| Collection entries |
=== Section Start ===
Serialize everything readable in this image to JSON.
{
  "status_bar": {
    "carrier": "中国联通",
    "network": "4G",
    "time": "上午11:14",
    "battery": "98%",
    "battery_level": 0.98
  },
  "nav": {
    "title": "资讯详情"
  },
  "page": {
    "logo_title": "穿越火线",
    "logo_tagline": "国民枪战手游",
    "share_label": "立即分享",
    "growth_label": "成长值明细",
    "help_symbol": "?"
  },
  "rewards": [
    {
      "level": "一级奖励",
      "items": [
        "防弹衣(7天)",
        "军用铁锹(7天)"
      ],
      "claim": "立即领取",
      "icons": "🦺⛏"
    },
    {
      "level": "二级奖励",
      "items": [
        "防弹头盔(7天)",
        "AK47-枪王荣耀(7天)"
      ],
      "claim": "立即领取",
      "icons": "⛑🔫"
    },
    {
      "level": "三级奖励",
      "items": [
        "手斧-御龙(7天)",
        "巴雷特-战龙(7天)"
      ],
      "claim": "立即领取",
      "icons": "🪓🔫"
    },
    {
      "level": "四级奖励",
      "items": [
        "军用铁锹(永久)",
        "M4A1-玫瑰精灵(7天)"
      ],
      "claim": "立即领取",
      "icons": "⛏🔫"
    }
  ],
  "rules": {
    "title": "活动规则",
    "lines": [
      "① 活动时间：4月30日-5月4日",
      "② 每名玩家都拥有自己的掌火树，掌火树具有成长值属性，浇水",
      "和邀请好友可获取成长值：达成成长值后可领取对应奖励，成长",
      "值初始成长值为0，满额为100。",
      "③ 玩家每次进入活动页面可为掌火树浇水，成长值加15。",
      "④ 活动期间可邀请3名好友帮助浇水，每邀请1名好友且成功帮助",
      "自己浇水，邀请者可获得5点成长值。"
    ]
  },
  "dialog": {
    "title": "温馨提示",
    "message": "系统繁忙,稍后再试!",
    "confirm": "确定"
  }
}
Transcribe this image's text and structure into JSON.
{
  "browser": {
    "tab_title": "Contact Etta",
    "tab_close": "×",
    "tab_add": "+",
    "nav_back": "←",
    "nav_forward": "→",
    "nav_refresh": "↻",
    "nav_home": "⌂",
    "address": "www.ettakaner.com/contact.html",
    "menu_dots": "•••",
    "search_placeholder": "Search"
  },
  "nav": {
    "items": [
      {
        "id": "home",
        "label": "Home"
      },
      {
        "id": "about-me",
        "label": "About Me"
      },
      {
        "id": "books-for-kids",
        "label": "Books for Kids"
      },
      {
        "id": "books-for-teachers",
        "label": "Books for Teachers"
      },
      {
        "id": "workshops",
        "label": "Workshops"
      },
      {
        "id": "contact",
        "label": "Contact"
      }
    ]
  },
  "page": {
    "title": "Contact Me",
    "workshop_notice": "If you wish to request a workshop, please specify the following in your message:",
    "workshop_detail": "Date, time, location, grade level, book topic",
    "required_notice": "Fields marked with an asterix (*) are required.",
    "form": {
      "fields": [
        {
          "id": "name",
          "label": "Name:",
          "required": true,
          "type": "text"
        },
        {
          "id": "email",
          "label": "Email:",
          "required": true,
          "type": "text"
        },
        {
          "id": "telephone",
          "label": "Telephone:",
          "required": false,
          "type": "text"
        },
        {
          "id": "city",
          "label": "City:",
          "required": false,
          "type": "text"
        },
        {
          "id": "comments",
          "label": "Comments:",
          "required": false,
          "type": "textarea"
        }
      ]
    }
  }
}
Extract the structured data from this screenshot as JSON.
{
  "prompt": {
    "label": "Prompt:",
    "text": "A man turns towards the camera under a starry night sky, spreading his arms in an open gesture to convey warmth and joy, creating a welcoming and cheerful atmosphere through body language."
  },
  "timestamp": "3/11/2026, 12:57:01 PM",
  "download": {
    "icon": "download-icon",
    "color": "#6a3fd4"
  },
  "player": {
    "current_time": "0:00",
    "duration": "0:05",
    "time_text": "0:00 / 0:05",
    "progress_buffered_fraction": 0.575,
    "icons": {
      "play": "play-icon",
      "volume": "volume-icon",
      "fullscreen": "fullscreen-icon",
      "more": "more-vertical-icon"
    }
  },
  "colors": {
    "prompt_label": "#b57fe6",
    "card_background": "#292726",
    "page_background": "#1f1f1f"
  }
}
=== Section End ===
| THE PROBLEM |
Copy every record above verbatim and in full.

| RESPONSE TO THIS TASK |
Serialize everything readable in this image to JSON.
{
  "status_bar": {
    "carrier": "中国联通",
    "network": "4G",
    "time": "上午11:14",
    "battery": "98%",
    "battery_level": 0.98
  },
  "nav": {
    "title": "资讯详情"
  },
  "page": {
    "logo_title": "穿越火线",
    "logo_tagline": "国民枪战手游",
    "share_label": "立即分享",
    "growth_label": "成长值明细",
    "help_symbol": "?"
  },
  "rewards": [
    {
      "level": "一级奖励",
      "items": [
        "防弹衣(7天)",
        "军用铁锹(7天)"
      ],
      "claim": "立即领取",
      "icons": "🦺⛏"
    },
    {
      "level": "二级奖励",
      "items": [
        "防弹头盔(7天)",
        "AK47-枪王荣耀(7天)"
      ],
      "claim": "立即领取",
      "icons": "⛑🔫"
    },
    {
      "level": "三级奖励",
      "items": [
        "手斧-御龙(7天)",
        "巴雷特-战龙(7天)"
      ],
      "claim": "立即领取",
      "icons": "🪓🔫"
    },
    {
      "level": "四级奖励",
      "items": [
        "军用铁锹(永久)",
        "M4A1-玫瑰精灵(7天)"
      ],
      "claim": "立即领取",
      "icons": "⛏🔫"
    }
  ],
  "rules": {
    "title": "活动规则",
    "lines": [
      "① 活动时间：4月30日-5月4日",
      "② 每名玩家都拥有自己的掌火树，掌火树具有成长值属性，浇水",
      "和邀请好友可获取成长值：达成成长值后可领取对应奖励，成长",
      "值初始成长值为0，满额为100。",
      "③ 玩家每次进入活动页面可为掌火树浇水，成长值加15。",
      "④ 活动期间可邀请3名好友帮助浇水，每邀请1名好友且成功帮助",
      "自己浇水，邀请者可获得5点成长值。"
    ]
  },
  "dialog": {
    "title": "温馨提示",
    "message": "系统繁忙,稍后再试!",
    "confirm": "确定"
  }
}
Transcribe this image's text and structure into JSON.
{
  "browser": {
    "tab_title": "Contact Etta",
    "tab_close": "×",
    "tab_add": "+",
    "nav_back": "←",
    "nav_forward": "→",
    "nav_refresh": "↻",
    "nav_home": "⌂",
    "address": "www.ettakaner.com/contact.html",
    "menu_dots": "•••",
    "search_placeholder": "Search"
  },
  "nav": {
    "items": [
      {
        "id": "home",
        "label": "Home"
      },
      {
        "id": "about-me",
        "label": "About Me"
      },
      {
        "id": "books-for-kids",
        "label": "Books for Kids"
      },
      {
        "id": "books-for-teachers",
        "label": "Books for Teachers"
      },
      {
        "id": "workshops",
        "label": "Workshops"
      },
      {
        "id": "contact",
        "label": "Contact"
      }
    ]
  },
  "page": {
    "title": "Contact Me",
    "workshop_notice": "If you wish to request a workshop, please specify the following in your message:",
    "workshop_detail": "Date, time, location, grade level, book topic",
    "required_notice": "Fields marked with an asterix (*) are required.",
    "form": {
      "fields": [
        {
          "id": "name",
          "label": "Name:",
          "required": true,
          "type": "text"
        },
        {
          "id": "email",
          "label": "Email:",
          "required": true,
          "type": "text"
        },
        {
          "id": "telephone",
          "label": "Telephone:",
          "required": false,
          "type": "text"
        },
        {
          "id": "city",
          "label": "City:",
          "required": false,
          "type": "text"
        },
        {
          "id": "comments",
          "label": "Comments:",
          "required": false,
          "type": "textarea"
        }
      ]
    }
  }
}
Extract the structured data from this screenshot as JSON.
{
  "prompt": {
    "label": "Prompt:",
    "text": "A man turns towards the camera under a starry night sky, spreading his arms in an open gesture to convey warmth and joy, creating a welcoming and cheerful atmosphere through body language."
  },
  "timestamp": "3/11/2026, 12:57:01 PM",
  "download": {
    "icon": "download-icon",
    "color": "#6a3fd4"
  },
  "player": {
    "current_time": "0:00",
    "duration": "0:05",
    "time_text": "0:00 / 0:05",
    "progress_buffered_fraction": 0.575,
    "icons": {
      "play": "play-icon",
      "volume": "volume-icon",
      "fullscreen": "fullscreen-icon",
      "more": "more-vertical-icon"
    }
  },
  "colors": {
    "prompt_label": "#b57fe6",
    "card_background": "#292726",
    "page_background": "#1f1f1f"
  }
}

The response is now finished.